When staff members love what they do, residents and guests love what they do, too.
It seems kind of over-simplistic to say it like that, but nothing could be closer to the truth. When staff takes pride in their jobs, when they engage with residents in authentic and memorable ways, not only will residents be happier with the overall service level of the community, but staff members will be happier, as well.
Don't take our word for it, though. Here's what a few labor experts had to say:
According to Deloitte's Talent 2020 series, which surveyed 560 employees across several industries around the world, one of the top three engagement drivers for employment was the ability to do meaningful work.
The reality, though, is this statement is common sense. It's obvious that staff members who love what they do, who are the most engaged in the process and how to improve it, are the ones who are likely motivated by the fact their work matters. The question then becomes, how?
According to the MIT Sloan Management Review and a study led by Professor Catherine Bailey called "What Makes Work Meaningful -- or Meaningless," the answer is deeply personal and individual. What's the point of this job? It really depends on who you ask. There were some trends, though:
* Meaningful work tends to be associated with a wider contribution to society.
* Significant memories of family members when related to on-the-job experiences tended to result in feelings of worthfulness. Basically, there's a relationship between family and job satisfaction, between what's personal and what's work.
* Meaningful work is not planned. Rather, unexpected moments during the workday were often the most impactful.
How does this relate to healthcare foodservice and senior care communities?
The bottom line is meaningful work is personal, interpersonal, and unexpected. So how can we empower foodservice staff members to have those types of day-to-day experiences? By putting them in the right positions.
First, it's impossible to force our way into someone else's head. This makes personal, independent decisions about what's meaningful and what's impossible. The other two factors, though, are certainly doable.
How can senior care communities put staff in intimate situations that remind them of their own families? How can healthcare foodservice operators give team members the opportunities to have serendipitous experiences in their day-to-day tasks? By creating situations where staff members are around the residents.
In foodservice this means getting the team out of the four walls of the kitchen and into the dining room. When staff members interact with their guests and a community can adopt a service approach to the dining experience, the work becomes more meaningful and more personal. Have the staff interact directly with the residents, ask questions, and really actually talk to them! This increases team engagement, staff retention, and resident satisfaction - it's a win-win-win!
Learn more and continue the conversation.
Take the dining experience quiz which only takes a few minutes to fill out. Afterwards, you'll learn tips and tricks on where you can improve and you'll also have the opportunity to coordinate a call with Suzanne to discuss your results.

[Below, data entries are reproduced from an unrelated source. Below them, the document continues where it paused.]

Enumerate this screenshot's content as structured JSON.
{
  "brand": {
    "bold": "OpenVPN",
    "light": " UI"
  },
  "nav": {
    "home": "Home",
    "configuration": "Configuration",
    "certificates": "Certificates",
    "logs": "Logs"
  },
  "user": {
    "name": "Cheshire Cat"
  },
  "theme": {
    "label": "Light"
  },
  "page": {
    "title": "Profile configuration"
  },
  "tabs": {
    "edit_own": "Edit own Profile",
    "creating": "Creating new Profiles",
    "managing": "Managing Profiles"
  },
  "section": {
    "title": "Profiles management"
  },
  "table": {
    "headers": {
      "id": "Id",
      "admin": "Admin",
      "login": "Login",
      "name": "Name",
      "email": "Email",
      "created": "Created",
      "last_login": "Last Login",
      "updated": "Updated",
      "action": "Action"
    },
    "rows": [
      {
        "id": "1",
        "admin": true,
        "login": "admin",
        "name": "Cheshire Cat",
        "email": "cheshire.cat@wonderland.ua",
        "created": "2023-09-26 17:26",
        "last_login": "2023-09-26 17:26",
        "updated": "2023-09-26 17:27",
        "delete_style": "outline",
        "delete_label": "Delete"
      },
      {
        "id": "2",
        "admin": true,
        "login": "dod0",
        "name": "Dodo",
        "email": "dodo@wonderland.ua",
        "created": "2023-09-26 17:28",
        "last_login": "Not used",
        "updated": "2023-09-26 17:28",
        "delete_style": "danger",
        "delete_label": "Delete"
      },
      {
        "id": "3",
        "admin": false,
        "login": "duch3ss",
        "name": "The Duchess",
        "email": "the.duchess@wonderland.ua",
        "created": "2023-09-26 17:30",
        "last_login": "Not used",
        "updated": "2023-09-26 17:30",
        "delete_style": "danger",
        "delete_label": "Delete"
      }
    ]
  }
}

About Suzanne Quiring: Suzanne Quiring, RD, CDM, CFPP has worked in residential care for over 25 years and has her Continuing Care Administrator designation. She has assisted over 800 healthcare centers and improved their meal programs with tableside service. She is the inventor of the “SuzyQ Cart System” by Lakeside. She has spoken at conferences throughout North America and is passionate about self-directed dining.